- What the task requires
When you have gone through the records below, state only how many lines include the word "Setup".
[Records — start]
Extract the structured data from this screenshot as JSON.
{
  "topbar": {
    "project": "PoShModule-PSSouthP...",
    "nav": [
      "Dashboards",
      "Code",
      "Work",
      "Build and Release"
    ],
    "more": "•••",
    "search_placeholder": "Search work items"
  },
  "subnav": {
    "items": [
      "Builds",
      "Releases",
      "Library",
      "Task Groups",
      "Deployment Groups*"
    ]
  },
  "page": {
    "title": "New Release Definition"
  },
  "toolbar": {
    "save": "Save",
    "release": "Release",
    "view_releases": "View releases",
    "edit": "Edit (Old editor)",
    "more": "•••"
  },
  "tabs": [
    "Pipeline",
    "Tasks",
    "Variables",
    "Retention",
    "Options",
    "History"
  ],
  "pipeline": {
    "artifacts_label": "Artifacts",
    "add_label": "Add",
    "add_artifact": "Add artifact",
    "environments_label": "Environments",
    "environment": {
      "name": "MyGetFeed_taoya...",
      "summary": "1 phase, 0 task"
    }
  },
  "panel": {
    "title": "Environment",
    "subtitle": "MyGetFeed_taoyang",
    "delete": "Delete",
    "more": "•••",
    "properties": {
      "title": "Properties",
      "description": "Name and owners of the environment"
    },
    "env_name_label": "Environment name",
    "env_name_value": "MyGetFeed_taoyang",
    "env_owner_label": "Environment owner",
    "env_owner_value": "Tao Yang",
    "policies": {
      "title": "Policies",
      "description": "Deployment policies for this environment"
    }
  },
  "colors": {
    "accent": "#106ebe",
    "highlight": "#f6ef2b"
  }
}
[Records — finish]
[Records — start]
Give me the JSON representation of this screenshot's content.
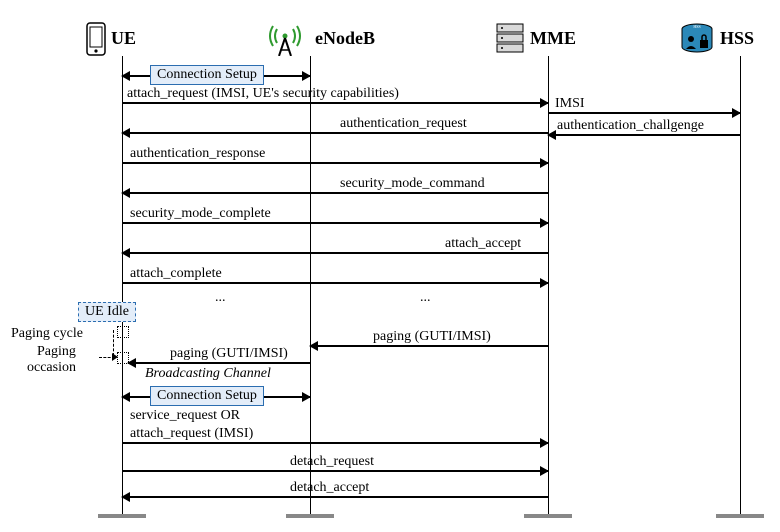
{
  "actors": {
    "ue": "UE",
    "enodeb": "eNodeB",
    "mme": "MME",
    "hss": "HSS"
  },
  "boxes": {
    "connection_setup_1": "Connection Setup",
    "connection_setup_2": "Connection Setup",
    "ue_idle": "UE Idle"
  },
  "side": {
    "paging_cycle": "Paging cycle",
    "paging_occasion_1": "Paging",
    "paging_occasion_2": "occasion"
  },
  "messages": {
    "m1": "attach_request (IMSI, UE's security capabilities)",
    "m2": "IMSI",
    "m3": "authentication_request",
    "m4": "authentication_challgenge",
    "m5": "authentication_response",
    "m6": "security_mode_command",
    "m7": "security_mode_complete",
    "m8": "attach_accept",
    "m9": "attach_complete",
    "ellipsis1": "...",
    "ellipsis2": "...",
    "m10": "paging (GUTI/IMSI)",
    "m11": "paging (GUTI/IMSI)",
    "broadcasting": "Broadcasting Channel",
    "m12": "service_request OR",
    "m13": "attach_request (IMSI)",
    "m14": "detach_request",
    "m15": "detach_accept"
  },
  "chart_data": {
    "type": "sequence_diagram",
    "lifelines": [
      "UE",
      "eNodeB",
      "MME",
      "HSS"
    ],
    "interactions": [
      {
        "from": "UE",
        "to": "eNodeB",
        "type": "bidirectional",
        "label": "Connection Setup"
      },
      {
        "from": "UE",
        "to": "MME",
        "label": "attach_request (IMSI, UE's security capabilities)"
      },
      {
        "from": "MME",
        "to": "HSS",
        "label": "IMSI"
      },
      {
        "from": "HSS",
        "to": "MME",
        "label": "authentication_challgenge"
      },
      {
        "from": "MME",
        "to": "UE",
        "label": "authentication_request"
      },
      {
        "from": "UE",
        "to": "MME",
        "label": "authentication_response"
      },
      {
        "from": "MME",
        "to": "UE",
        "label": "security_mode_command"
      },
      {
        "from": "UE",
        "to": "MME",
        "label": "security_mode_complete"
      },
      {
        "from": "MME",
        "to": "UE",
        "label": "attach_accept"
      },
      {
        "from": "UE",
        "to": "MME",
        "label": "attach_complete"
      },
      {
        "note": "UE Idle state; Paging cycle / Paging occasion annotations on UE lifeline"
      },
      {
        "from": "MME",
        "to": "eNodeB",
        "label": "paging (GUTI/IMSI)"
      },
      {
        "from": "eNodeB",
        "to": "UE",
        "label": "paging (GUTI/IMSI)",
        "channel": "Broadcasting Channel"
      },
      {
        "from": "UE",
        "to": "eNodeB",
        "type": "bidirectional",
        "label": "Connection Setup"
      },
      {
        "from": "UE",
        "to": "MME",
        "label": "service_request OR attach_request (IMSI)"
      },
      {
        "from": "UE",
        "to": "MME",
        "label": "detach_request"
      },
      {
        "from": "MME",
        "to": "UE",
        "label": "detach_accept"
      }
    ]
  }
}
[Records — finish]
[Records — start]
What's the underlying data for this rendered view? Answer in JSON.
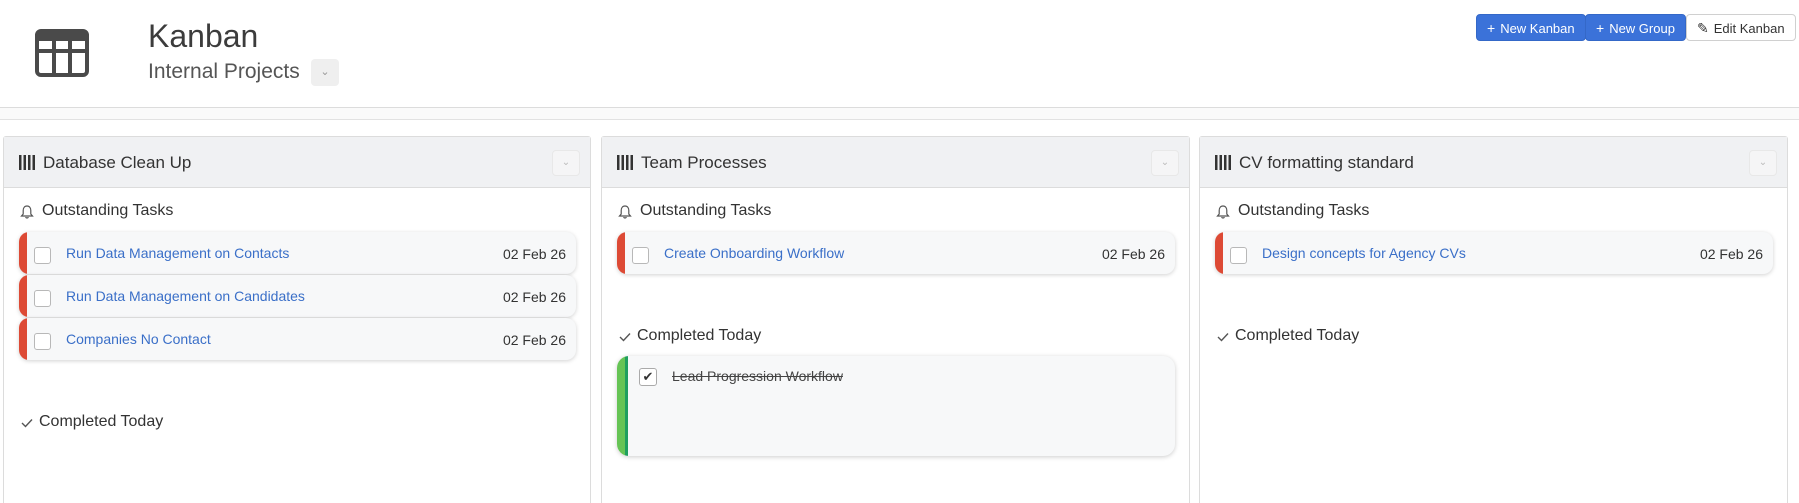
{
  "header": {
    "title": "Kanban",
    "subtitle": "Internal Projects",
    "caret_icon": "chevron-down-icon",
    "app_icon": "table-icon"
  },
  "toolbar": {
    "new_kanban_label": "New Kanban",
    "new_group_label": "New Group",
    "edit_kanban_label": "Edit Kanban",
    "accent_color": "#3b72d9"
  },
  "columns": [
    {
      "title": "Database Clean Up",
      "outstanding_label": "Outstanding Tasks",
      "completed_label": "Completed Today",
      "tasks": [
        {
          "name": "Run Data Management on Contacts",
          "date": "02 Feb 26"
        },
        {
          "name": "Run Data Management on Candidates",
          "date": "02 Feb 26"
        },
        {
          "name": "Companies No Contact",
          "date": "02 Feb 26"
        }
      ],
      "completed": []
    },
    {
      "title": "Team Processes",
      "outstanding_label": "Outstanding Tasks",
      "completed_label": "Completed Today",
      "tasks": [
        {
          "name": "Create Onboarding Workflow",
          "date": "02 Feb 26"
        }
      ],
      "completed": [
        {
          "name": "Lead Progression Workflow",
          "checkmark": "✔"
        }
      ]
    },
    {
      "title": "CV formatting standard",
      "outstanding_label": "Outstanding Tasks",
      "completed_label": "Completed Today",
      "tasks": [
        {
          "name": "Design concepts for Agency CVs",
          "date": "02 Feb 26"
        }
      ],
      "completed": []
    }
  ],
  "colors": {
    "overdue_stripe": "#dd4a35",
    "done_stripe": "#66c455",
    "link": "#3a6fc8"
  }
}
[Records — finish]
- Expected answer
4